MONA SHIELD PAYNE / SPECIAL TO THE SUN
Wednesday, March 25, 2015 | 10 p.m.
When Gov. Brian Sandoval took to the podium at the Legislature and announced his support for splitting up big school districts and appointing school board members, more than a few in the audience groaned.
It was the only passage in his otherwise widely praised State of the State speech that elicited audible discomfort.
The plan that could break up the state’s urban school districts is now on its way through the Legislature, much to the chagrin of many in the state’s largest school authority, the Clark County School District.
AB394 would give individual municipalities in Nevada the ability to form their own school districts, and all the power that comes with that. Though proponents shy away from the term “splitting up,” that’s basically what it could do to CCSD.
Under the law, communities like North Las Vegas, Las Vegas and Henderson could break off from the district to do things their own way. It would also allow the state’s rural districts, some of which oversee fewer than 100 students, to consolidate with other small districts.
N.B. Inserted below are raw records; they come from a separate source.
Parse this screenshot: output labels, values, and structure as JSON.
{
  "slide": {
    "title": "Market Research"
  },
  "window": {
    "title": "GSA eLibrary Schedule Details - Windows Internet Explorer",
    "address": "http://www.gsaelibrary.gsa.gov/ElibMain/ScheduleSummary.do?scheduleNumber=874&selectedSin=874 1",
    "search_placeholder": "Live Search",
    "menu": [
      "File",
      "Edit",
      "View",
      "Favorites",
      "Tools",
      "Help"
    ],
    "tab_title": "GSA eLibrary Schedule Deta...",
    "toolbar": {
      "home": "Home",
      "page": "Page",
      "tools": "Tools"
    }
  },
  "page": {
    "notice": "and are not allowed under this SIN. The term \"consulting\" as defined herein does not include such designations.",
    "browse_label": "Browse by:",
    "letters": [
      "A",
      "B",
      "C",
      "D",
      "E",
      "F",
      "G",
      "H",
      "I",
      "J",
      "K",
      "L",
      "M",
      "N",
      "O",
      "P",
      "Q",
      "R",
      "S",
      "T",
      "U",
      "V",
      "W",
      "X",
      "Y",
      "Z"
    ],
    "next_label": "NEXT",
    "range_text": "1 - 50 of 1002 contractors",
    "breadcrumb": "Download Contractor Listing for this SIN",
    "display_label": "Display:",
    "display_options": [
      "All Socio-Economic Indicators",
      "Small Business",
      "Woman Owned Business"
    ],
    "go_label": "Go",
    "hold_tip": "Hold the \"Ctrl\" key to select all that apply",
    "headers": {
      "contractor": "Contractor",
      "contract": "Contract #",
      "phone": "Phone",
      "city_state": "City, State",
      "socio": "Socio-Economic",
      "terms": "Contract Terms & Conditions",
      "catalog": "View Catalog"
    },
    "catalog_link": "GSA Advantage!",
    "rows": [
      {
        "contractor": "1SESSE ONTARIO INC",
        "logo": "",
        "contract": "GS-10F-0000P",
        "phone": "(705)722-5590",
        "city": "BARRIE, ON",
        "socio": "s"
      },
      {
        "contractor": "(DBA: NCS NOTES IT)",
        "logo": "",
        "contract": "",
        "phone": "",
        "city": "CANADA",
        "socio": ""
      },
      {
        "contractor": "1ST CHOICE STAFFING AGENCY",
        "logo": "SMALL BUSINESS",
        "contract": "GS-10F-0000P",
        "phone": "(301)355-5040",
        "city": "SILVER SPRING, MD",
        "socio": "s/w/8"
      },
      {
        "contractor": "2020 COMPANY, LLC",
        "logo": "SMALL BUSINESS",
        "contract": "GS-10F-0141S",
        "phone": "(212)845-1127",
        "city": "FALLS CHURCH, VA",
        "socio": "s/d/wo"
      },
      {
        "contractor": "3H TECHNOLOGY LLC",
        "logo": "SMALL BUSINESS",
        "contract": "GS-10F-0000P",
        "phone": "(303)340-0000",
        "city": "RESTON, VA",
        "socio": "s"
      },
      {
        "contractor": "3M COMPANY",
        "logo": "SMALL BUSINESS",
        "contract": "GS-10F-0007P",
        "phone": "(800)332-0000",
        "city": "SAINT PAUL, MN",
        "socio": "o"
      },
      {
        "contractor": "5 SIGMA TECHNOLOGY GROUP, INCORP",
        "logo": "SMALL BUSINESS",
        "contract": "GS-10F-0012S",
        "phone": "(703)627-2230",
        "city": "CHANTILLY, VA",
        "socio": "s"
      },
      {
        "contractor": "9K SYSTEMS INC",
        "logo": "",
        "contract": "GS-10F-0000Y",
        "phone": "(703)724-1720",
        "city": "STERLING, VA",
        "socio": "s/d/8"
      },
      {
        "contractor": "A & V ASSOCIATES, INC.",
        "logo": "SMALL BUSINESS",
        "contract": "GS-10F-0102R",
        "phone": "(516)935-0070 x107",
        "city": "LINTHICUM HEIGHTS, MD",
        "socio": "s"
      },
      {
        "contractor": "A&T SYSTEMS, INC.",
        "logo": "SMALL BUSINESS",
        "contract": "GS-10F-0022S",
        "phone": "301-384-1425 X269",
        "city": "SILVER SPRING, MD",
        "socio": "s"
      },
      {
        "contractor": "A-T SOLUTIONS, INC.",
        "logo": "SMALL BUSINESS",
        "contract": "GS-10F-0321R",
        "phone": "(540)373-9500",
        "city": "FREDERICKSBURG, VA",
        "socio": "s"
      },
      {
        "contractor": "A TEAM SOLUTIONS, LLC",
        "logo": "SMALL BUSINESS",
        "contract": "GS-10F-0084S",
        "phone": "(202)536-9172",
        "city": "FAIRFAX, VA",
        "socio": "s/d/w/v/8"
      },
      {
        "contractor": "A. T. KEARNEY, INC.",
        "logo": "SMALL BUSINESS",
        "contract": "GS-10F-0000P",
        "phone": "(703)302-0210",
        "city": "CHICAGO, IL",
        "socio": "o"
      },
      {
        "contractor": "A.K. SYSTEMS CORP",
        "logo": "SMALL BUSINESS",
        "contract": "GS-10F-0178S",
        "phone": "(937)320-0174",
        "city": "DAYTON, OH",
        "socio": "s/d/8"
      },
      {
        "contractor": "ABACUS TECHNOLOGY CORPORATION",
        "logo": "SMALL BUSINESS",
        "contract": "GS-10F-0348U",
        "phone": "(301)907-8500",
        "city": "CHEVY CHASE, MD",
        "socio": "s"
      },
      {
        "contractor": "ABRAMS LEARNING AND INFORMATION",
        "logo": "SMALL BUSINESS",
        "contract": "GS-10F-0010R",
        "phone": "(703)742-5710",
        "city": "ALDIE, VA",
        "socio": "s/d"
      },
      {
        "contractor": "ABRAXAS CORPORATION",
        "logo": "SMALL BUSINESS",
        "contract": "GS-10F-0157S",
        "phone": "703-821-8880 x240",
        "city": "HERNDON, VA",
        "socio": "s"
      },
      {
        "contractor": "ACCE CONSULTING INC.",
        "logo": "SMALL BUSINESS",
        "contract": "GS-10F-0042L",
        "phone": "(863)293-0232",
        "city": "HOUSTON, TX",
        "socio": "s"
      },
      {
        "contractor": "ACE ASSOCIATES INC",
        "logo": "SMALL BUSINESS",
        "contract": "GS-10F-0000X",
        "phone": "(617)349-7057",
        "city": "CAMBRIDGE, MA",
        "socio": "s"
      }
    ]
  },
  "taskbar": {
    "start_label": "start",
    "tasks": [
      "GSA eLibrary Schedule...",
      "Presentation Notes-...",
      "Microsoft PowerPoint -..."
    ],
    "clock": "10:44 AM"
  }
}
The final decision to approve the new districts would fall to the state department of education.
Breaking up the school district isn't a new idea. In 2000, Republicans in the Legislature clashed with then-Mayor Oscar Goodman, who said doing so would cause “a terrible rift between rich and poor.” Reaction from school board members ranged from outright disagreement to a tepid willingness to consider the implications.
The bill is part of a package of Republican-led accountability measures, including a proposal to appoint school board members and a plan to create a state-run Achievement District that would take over a number of failing schools and convert them to charters.
Proponents argue it would provide more local control over schools and sidestep CCSD’s centralized bureaucracy, which critics say often takes a one-size-fits-all approach to very different problems in very different communities.
They point to studies like one recently released by the right-leaning Friedman Foundation showing widespread public support in Nevada for intervention in low-performing districts. A study by a Michigan free-market think tank concluded that the savings from breaking up larger districts is much higher than consolidating smaller ones.
Assemblyman David Gardner, who proposed the bill, said lawmakers have stood aside for decades while district officials failed to fulfill promises that schools would get better.
“If it was going to be fixed, it would have been fixed by now,” Gardner said. “We’ve been playing the game for 40 years.”
Officials in Henderson are perhaps the most enthusiastic about the idea. The bill is sponsored by Assemblyman Stephen Silberkraus, who represents Henderson, and Mayor Andy Hafen and the city council voted unanimously to support the idea earlier this month.
“The people of Henderson know they can do this better if they are given the freedom to run the schools the way that they want,” Silberkraus said.
While the bill lays out a clear process for how incorporated cities could take control over their schools, it also raises a lot of questions.
CCSD has operated for decades under the assumption that individual cities would never have the ability to form their own school districts, and much of the county’s current infrastructure reflects that.
All but one of CCSD’s seven high-performing Career and Technical Academies are on county land, for example.
If every incorporated city formed their own district, it would leave Clark County in control of those academies as well as a number of food, police and transportation facilities vital to schools around the valley.
It’s a similar story for CCSD’s magnet schools, high-performing programs that are in large demand by parents. While other schools are preparing to offer new magnet programs next year, the majority of them are currently located in schools within Las Vegas. If the city decided to form its own district, it’s not clear what would happen to the magnets or whether CCSD would retain control.
Gardner said all of these issues would be worked out in the planning phase, but it would likely mean a complex set of agreements would need to be reached to keep many of the valley’s most popular education programs in place.
“If you have all this co-mingling, why even break up the districts?” said Anna Slighting, a parent and charter school teacher who volunteers on CCSD’s zoning board.
The bill currently makes no mention of how zoning would be handled. Many schools in the valley straddle the borders of different municipalities, like Liberty High School, which is located in Henderson but draws most of its students from unincorporated Clark County.
“Cutting a school in half like that is going to cause a zoning domino effect,” Slighting said.
She said students would have to be siphoned from Coronado High School and then Foothill High School in order to make sure Liberty had enough students to keep its doors open. Doing so could separate friends and require families to make drastic life changes they didn’t plan for.
Gardner said those kinks would be worked out by the planning committee and the state board during a review process. He estimated that process would take around a year.
“A year is not enough to iron out those kinks,” Slighting said. “It's just going to be very messy for up to five years when families could have kids split at two elementary or two middle schools.”
They haven’t come to a consensus yet, but the Nevada Association of School Boards is leaning against it, said President Erin Cranor, who also sits on CCSD’s Board of Trustees.
She said the group is in favor of an alternative proposed by Sen. Scott Hammond. He penned a resolution last week that would require a state study on the feasibility of passing such a law.
If commissioned, that report would be complete in time for the 79th Legislature.